-- Excerpted data --
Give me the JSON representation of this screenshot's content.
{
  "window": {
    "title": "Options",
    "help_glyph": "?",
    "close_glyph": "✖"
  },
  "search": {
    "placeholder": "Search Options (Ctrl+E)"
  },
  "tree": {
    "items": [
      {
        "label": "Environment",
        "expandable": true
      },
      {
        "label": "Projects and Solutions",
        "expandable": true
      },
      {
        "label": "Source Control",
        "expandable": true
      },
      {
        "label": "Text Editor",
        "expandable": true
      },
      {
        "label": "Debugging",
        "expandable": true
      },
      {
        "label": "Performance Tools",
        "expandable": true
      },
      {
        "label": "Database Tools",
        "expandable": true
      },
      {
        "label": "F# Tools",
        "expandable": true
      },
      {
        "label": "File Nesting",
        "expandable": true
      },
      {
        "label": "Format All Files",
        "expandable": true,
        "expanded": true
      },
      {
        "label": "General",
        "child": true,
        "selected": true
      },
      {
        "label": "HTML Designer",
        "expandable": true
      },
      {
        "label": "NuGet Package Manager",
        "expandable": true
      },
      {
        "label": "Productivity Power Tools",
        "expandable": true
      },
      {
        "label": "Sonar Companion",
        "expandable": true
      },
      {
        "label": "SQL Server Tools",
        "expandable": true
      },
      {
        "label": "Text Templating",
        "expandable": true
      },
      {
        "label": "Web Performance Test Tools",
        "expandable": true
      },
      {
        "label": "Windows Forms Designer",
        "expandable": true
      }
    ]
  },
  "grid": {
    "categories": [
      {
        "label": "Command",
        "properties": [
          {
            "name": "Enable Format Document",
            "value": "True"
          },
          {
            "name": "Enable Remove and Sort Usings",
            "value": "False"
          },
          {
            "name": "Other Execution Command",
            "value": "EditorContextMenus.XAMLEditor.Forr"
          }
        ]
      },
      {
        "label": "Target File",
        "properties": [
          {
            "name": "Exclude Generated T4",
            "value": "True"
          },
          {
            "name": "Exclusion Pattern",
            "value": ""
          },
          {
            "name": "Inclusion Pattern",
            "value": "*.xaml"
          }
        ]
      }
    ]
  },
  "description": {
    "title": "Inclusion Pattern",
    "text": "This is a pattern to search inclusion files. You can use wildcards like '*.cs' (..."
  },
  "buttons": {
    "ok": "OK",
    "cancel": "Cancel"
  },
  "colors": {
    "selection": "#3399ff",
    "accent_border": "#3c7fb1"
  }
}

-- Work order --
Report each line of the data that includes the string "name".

-- Response to the exercise --
            "name": "Enable Format Document",
            "name": "Enable Remove and Sort Usings",
            "name": "Other Execution Command",
            "name": "Exclude Generated T4",
            "name": "Exclusion Pattern",
            "name": "Inclusion Pattern",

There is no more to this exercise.